→ **EXERCISE GOAL**: Go through the records and extract every line with the word "data".

→ **RECORDS SUPPLIED**:
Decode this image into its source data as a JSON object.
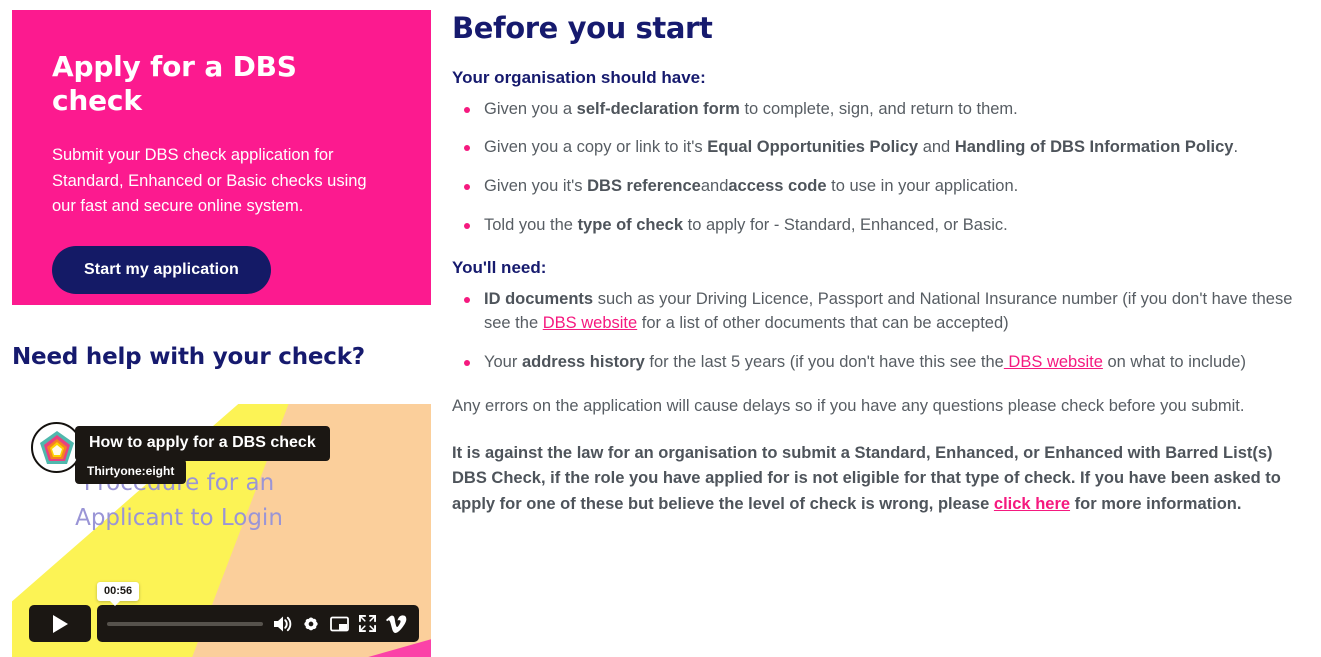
{
  "hero": {
    "title": "Apply for a DBS check",
    "body": "Submit your DBS check application for Standard, Enhanced or Basic checks using our fast and secure online system.",
    "button_label": "Start my application",
    "bg_color": "#fc1a8f",
    "button_color": "#141a66"
  },
  "help": {
    "heading": "Need help with your check?",
    "video": {
      "title_chip": "How to apply for a DBS check",
      "byline_chip": "Thirtyone:eight",
      "thumbnail_text": "Procedure for an Applicant to Login",
      "timecode": "00:56",
      "controls": {
        "play": "play-icon",
        "volume": "volume-icon",
        "settings": "gear-icon",
        "picture_in_picture": "picture-in-picture-icon",
        "fullscreen": "fullscreen-icon",
        "provider": "vimeo-logo"
      }
    }
  },
  "main": {
    "heading": "Before you start",
    "section1": {
      "heading": "Your organisation should have:",
      "items": [
        {
          "parts": [
            {
              "text": "Given you a ",
              "bold": false
            },
            {
              "text": "self-declaration form",
              "bold": true
            },
            {
              "text": " to complete, sign, and return to them.",
              "bold": false
            }
          ]
        },
        {
          "parts": [
            {
              "text": "Given you a copy or link to it's ",
              "bold": false
            },
            {
              "text": "Equal Opportunities Policy",
              "bold": true
            },
            {
              "text": " and ",
              "bold": false
            },
            {
              "text": "Handling of DBS Information Policy",
              "bold": true
            },
            {
              "text": ".",
              "bold": false
            }
          ]
        },
        {
          "parts": [
            {
              "text": "Given you it's ",
              "bold": false
            },
            {
              "text": "DBS reference",
              "bold": true
            },
            {
              "text": "and",
              "bold": false
            },
            {
              "text": "access code",
              "bold": true
            },
            {
              "text": " to use in your application.",
              "bold": false
            }
          ]
        },
        {
          "parts": [
            {
              "text": "Told you the ",
              "bold": false
            },
            {
              "text": "type of check",
              "bold": true
            },
            {
              "text": " to apply for - Standard, Enhanced, or Basic.",
              "bold": false
            }
          ]
        }
      ]
    },
    "section2": {
      "heading": "You'll need:",
      "items": [
        {
          "parts": [
            {
              "text": "ID documents",
              "bold": true
            },
            {
              "text": " such as your Driving Licence, Passport and National Insurance number (if you don't have these see the ",
              "bold": false
            },
            {
              "text": "DBS website",
              "bold": false,
              "link": true
            },
            {
              "text": " for a list of other documents that can be accepted)",
              "bold": false
            }
          ]
        },
        {
          "parts": [
            {
              "text": "Your ",
              "bold": false
            },
            {
              "text": "address history",
              "bold": true
            },
            {
              "text": " for the last 5 years (if you don't have this see the",
              "bold": false
            },
            {
              "text": " DBS website",
              "bold": false,
              "link": true
            },
            {
              "text": " on what to include)",
              "bold": false
            }
          ]
        }
      ]
    },
    "paragraph1": "Any errors on the application will cause delays so if you have any questions please check before you submit.",
    "paragraph2": {
      "parts": [
        {
          "text": "It is against the law for an organisation to submit a Standard, Enhanced, or Enhanced with Barred List(s) DBS Check, if the role you have applied for is not eligible for that type of check.  If you have been asked to apply for one of these but believe the level of check is wrong, please ",
          "bold": true
        },
        {
          "text": "click here",
          "bold": true,
          "link": true
        },
        {
          "text": " for more information.",
          "bold": true
        }
      ]
    }
  },
  "colors": {
    "navy": "#161a6e",
    "pink": "#f5197f",
    "body_text": "#575d63"
  }
}
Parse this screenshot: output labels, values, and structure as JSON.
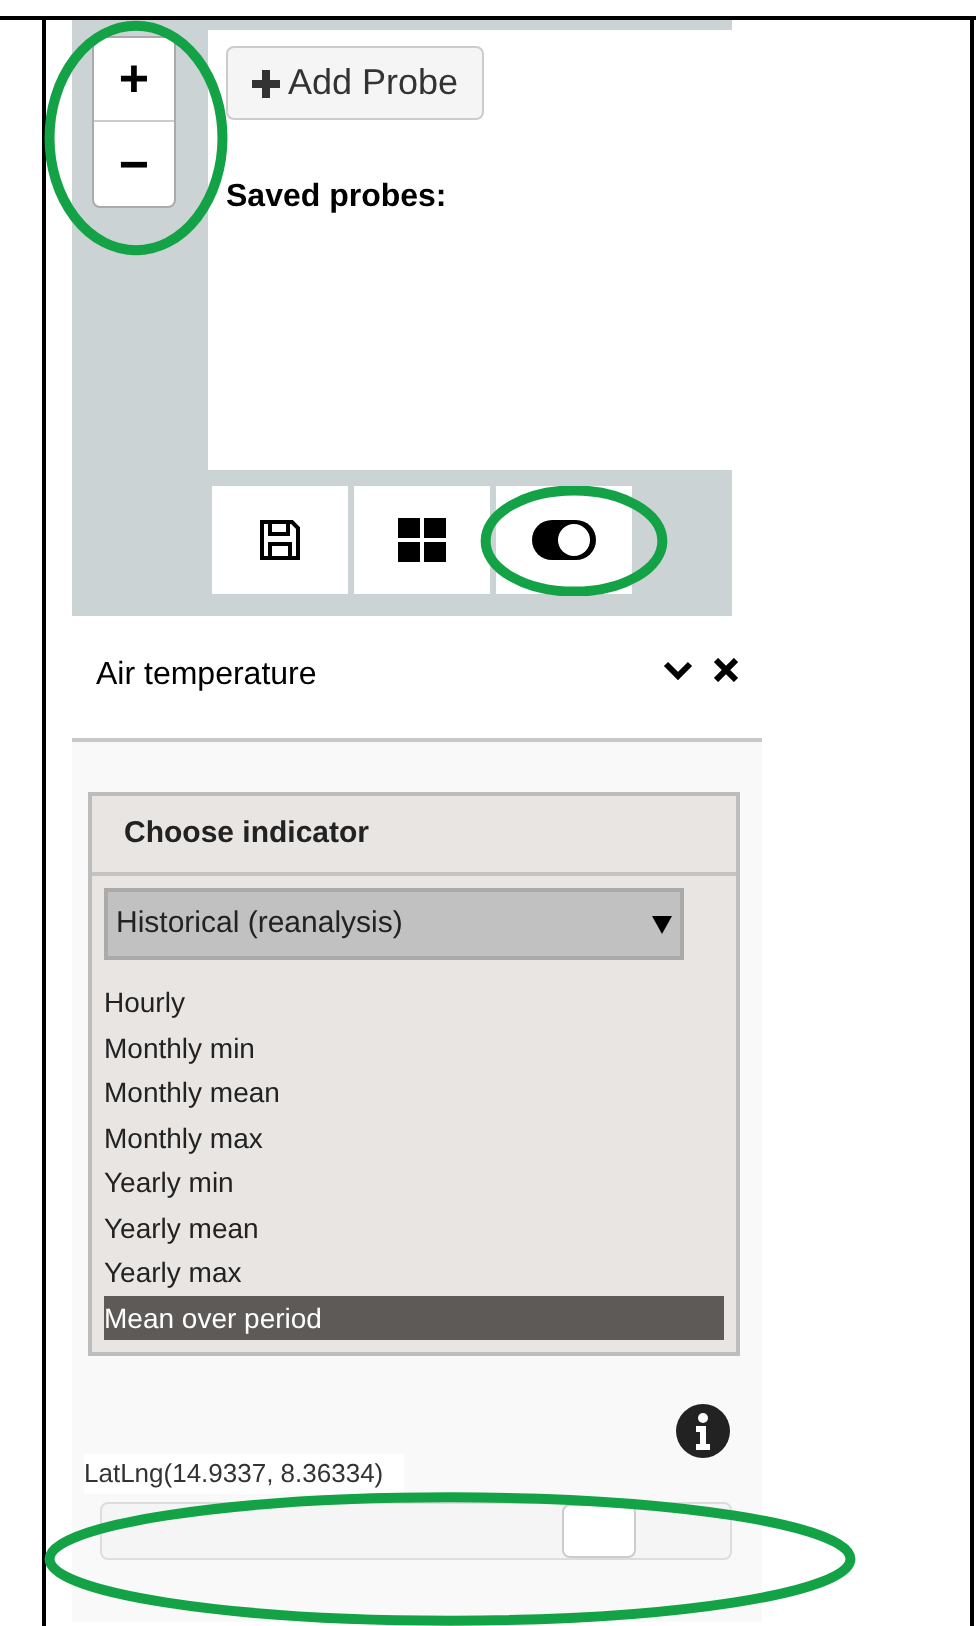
{
  "map_panel": {
    "zoom_in": "+",
    "zoom_out": "−",
    "add_probe_button": "Add Probe",
    "saved_probes_label": "Saved probes:"
  },
  "panel": {
    "title": "Air temperature"
  },
  "indicator": {
    "heading": "Choose indicator",
    "dropdown_value": "Historical (reanalysis)",
    "options": [
      {
        "label": "Hourly",
        "selected": false
      },
      {
        "label": "Monthly min",
        "selected": false
      },
      {
        "label": "Monthly mean",
        "selected": false
      },
      {
        "label": "Monthly max",
        "selected": false
      },
      {
        "label": "Yearly min",
        "selected": false
      },
      {
        "label": "Yearly mean",
        "selected": false
      },
      {
        "label": "Yearly max",
        "selected": false
      },
      {
        "label": "Mean over period",
        "selected": true
      }
    ]
  },
  "coordinates": "LatLng(14.9337, 8.36334)",
  "slider": {
    "level": 0.79
  }
}
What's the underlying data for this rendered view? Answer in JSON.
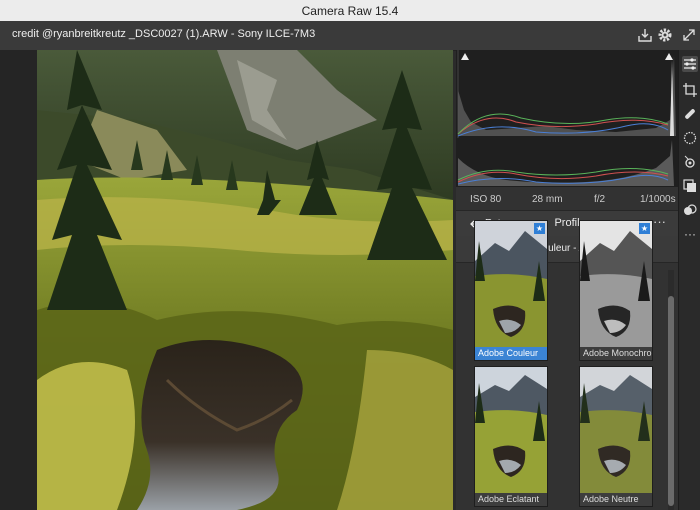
{
  "window": {
    "title": "Camera Raw 15.4"
  },
  "header": {
    "file_info": "credit @ryanbreitkreutz _DSC0027 (1).ARW  -  Sony ILCE-7M3"
  },
  "exif": {
    "iso": "ISO 80",
    "focal": "28 mm",
    "aperture": "f/2",
    "shutter": "1/1000s"
  },
  "profile_panel": {
    "back_label": "Retour",
    "title": "Profil",
    "current_profile": "Adobe Couleur - Adobe Raw",
    "more_icon": "ellipsis-icon",
    "thumbnails": [
      {
        "label": "Adobe Couleur",
        "selected": true,
        "favorite": true
      },
      {
        "label": "Adobe Monochrome",
        "selected": false,
        "favorite": true
      },
      {
        "label": "Adobe Eclatant",
        "selected": false,
        "favorite": false
      },
      {
        "label": "Adobe Neutre",
        "selected": false,
        "favorite": false
      }
    ]
  },
  "toolbar": {
    "tools": [
      "edit-sliders-icon",
      "crop-icon",
      "heal-icon",
      "mask-icon",
      "redeye-icon",
      "snapshots-icon",
      "presets-icon",
      "more-icon"
    ],
    "active_tool": "edit-sliders-icon"
  },
  "colors": {
    "accent": "#3b84d4",
    "panel": "#323232",
    "header": "#3a3a3a"
  }
}
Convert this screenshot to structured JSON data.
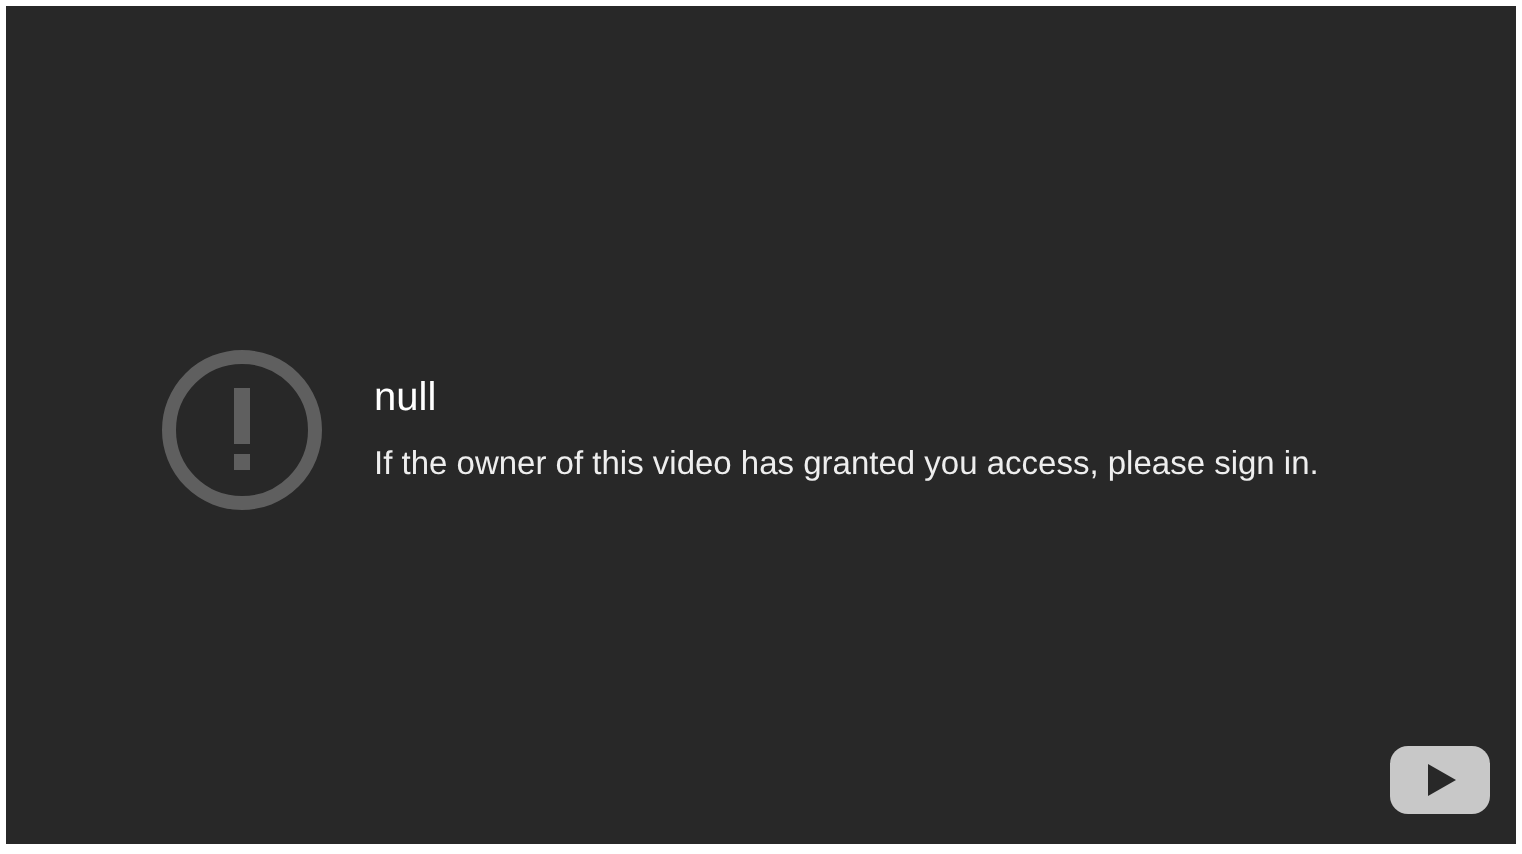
{
  "error": {
    "title": "null",
    "message": "If the owner of this video has granted you access, please sign in."
  }
}
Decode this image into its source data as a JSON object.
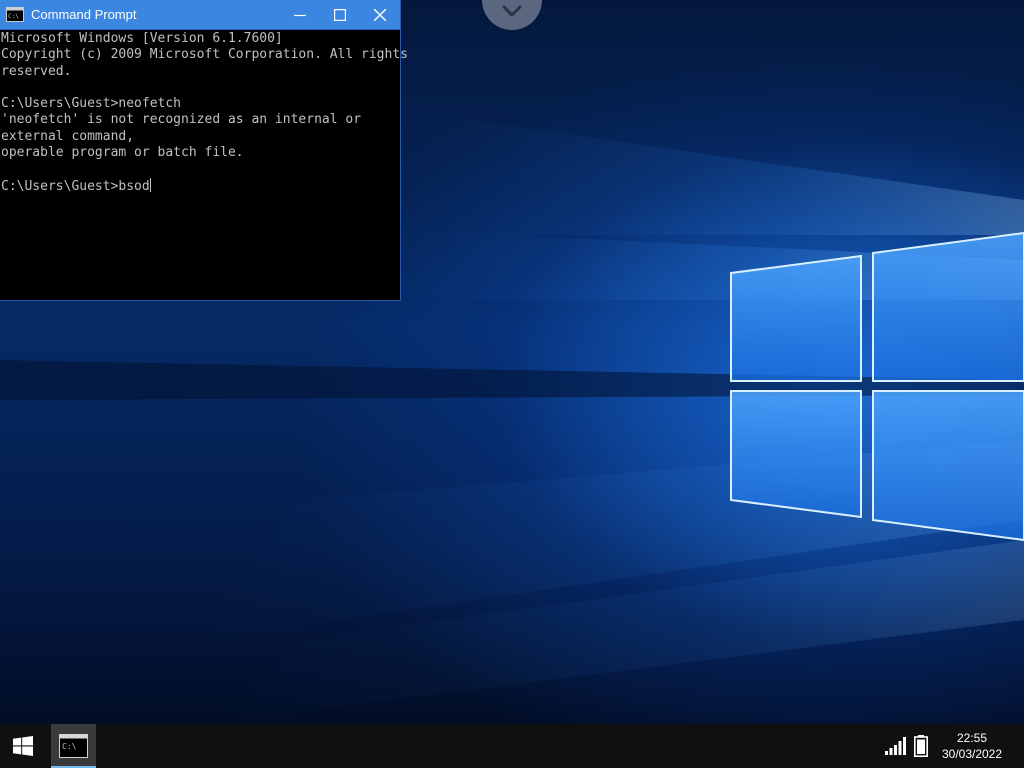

→ **EXERCISE RESPONSE**:
Decode this image into its source data as a JSON object.
What's the underlying data for this rendered view? Answer in JSON.
Convert this screenshot to structured JSON data.
Decode this image into its source data as a JSON object.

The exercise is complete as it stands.